To mark the occasion, the German women's national team took on 1. FFC Frankfurt, the club synonymous with Prinz's success, at the home of FSV Frankfurt, where the three-time FIFA Women's World Player began her professional career at the tender age of 15.
"It was a good game and a nice evening," said Prinz afterwards. "I had a lot of fun and was delighted that the national team and 1. FFC Frankfurt could make it as both have been like second homes for me. The only sadness came from my dad. He had to fight back the tears. Perhaps that will come for me later."
In her final appearance for both teams (Prinz played one half for each), the two-time world champion once again demonstrated her undeniable class, netting for either side in a 6-3 success for Silvia Neid's national ensemble, which also included FIFA Women's World Cup 2011™ Organising Committee President Steffi Jones.
Any suggestions that her second strike was offside were brushed off with a smile: "Rubbish! I was clearly behind the ball when it was played." The officials were certainly not going to deny Prinz her final goal on what was a wonderful evening for the numerous personalities from the women's game who turned out to honour Germany's record goalscorer, who hit the net 128 times for her country. "It felt a bit weird that they all came here just for me," said the humble 34-year-old. "It's made me very happy."

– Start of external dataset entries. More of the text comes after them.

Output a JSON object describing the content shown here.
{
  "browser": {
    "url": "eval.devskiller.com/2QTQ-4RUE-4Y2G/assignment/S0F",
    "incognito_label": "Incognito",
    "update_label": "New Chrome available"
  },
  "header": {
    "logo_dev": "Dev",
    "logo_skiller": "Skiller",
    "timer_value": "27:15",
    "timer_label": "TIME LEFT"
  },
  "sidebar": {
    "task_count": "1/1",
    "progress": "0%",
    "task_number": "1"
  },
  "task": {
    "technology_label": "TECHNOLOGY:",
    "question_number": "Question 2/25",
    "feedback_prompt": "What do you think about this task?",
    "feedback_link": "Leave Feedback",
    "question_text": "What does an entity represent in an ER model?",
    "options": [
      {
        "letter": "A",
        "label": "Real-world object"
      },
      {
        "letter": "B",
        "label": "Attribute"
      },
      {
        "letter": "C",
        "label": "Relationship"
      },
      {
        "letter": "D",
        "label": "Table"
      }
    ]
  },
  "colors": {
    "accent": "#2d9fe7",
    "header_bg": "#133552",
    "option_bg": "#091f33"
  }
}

Nor did DFB President Wolfgang Niersbach miss the opportunity to attend and he was full of praise for "one of the greatest ambassadors the DFB has ever had. What Birgit Prinz has done for women's football is unparalleled. She has put her stamp on the sport far beyond the borders of Germany. She's a mark of quality throughout the world. She has set new benchmarks with her success which are going to be very difficult to emulate."
The FIFA Women's World Cup record goalscorer (14, together with Brazil's Marta) will not be hanging up her boots entirely. Prinz is currently keeping herself fit with women's second-division outfit 1899 Hoffenheim, though her focus is a work-experience placement with the club's sports psychologist Dr. Jan Mayer.
"I'm responsible for any issues regarding the first team and the youth academy," explained Prinz, who completed a degree in psychology alongside her playing career. "Sometimes I work alone, other times I just observe. It's all about psychological diagnostics and training to be a coach."
Prinz is determined to remain in sport and football in particular. "The fact is that I'd like to establish myself as a psychologist in the area of sport and management," she told FIFA.com. "Psychology plays an important role in football because individual development and motivation are fundamental parts of any personal or team success. There are several related areas one can work in as part of a club."
And as anyone who has followed Prinz's stellar career in the game will know, her chances of success in the field are second to none.